Monica Emeldi, a graduate student in the University of Oregon’s Department of Education, sued her institution under Title IX after the faculty chair of her dissertation committee resigned in ostensible retaliation for her complaints about gender equity within the department. A federal district court had earlier granted summary judgment in favor of the university, but yesterday, an appellate panel of the Ninth Circuit Court of Appeals reversed that ruling and reinstated her case.
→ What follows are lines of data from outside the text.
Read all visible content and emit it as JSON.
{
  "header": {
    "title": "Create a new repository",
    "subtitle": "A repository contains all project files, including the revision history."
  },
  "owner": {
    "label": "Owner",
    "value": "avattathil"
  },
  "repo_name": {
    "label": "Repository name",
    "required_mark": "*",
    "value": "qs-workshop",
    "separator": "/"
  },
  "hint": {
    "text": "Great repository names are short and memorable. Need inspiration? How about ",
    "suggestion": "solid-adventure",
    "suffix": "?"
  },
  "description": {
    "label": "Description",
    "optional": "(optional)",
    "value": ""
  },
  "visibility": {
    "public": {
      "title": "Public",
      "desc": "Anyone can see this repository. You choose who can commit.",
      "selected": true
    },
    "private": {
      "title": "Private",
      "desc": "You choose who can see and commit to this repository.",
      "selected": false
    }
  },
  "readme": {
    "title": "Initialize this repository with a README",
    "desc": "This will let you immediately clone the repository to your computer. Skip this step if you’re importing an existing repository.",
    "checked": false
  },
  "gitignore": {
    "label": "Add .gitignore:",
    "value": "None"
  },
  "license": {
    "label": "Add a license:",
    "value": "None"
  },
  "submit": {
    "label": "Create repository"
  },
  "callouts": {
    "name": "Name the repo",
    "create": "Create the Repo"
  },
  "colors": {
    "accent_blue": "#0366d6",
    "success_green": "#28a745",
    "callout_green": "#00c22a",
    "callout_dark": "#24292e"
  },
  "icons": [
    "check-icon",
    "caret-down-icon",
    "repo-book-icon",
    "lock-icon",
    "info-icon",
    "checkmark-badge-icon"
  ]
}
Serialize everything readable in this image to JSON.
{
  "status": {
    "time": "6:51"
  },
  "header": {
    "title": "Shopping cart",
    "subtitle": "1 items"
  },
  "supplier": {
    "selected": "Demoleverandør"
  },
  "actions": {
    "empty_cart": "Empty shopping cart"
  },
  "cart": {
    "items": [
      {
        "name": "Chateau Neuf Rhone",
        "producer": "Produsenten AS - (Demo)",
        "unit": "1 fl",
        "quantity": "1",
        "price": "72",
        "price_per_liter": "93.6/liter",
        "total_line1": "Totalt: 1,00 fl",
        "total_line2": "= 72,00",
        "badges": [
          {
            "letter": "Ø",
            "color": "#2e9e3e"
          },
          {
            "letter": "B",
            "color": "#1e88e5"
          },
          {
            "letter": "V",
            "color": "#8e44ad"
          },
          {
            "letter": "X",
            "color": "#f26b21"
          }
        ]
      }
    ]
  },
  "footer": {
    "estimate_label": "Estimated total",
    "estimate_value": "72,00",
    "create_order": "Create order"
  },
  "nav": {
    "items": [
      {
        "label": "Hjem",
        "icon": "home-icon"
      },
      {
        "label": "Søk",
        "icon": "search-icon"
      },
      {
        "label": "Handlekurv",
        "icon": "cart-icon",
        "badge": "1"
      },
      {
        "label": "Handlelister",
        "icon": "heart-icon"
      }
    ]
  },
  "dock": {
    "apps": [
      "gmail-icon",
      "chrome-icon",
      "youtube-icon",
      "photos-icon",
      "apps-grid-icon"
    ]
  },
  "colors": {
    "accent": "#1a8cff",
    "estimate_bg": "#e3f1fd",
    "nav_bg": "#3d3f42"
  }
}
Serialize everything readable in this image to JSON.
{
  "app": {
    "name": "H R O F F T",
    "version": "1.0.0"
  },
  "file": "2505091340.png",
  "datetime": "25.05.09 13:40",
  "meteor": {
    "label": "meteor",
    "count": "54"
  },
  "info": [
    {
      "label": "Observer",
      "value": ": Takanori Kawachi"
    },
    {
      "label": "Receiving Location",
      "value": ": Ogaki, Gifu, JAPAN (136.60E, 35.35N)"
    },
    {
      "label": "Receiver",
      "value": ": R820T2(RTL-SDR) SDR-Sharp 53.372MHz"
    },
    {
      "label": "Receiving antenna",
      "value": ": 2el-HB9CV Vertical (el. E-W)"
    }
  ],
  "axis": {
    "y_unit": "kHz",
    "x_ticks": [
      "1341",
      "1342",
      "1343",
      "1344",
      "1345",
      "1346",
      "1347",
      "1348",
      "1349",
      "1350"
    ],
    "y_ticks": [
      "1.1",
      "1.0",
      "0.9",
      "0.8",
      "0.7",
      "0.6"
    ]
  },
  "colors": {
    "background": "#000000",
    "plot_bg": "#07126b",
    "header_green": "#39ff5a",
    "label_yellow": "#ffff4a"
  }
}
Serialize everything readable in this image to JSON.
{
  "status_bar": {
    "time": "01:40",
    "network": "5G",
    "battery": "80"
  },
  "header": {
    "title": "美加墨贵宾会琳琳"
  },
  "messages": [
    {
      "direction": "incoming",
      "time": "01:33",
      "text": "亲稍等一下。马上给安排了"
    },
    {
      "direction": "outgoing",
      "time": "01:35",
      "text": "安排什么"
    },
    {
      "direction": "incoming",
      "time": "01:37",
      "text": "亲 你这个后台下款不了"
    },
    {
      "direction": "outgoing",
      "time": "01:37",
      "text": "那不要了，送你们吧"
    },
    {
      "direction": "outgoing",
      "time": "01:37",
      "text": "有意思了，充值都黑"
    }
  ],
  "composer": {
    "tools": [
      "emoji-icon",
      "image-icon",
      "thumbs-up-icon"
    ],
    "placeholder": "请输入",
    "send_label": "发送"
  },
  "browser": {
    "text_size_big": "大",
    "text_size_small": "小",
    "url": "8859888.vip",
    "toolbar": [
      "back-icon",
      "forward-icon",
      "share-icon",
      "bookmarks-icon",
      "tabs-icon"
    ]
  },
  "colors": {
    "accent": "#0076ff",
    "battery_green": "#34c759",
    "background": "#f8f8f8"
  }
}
According the Ninth Circuit’s analysis, Emeldi satisfied the basic elements of a retaliation case under Title IX, including that she engaged in “protected conduct” when she presented a memo to department officials summarizing graduate students’ complaints about the department’s bias towards male graduate students and failure to hire female faculty members. Soon thereafter, Horner, the chair of her dissertation committee resigned, a consequence that the court agreed was a consequence that a jury could find “materially adverse” that “might have dissuaded a reasonable [person] from making or supporting a charge of discrimination.”
Last, the court determined that Emeldi presented sufficient evidence on which a jury could conclude that Horner’s resignation was related to her complaint, including evidence of the proximity in time between Horner’s resignation and Emeldi’s complaint, that Horner knew about Emeldi’s complaint, Horner’s gender bias in other contexts, such as favoritism to male graduate students, that Horner resigned without helping Emeldi secure a replacement chair, that Horner had in the past praised Emeldi’s work, which suggests that Horner did not resign for nondiscriminatory reasons that he claimed, and that Emeldi was unable to find a replacement chair even after asking fifteen other members of the department.
One judge, however, dissented from the majority’s conclusion that Emeldi’s case should have a chance to reach a jury, basing his objection primary on Emeldi’s failure to provide corroborating evidence by other witnesses and relying instead on her own affidavits and testimony. The dissent concludes, “Title IX’s worthy antidiscrimination objectives notwithstanding, to let Ms. Emeldi’s claims go to a jury will serve only as a precedent-setting example of how little it takes to turn a failed supervisory relationship between a professor and his Ph.D. candidate into a federal case of gender discrimination.”
Emeldi v. Univ. of Oregon, 2012 WL 933821 (9th Cir. Mar. 21, 2012).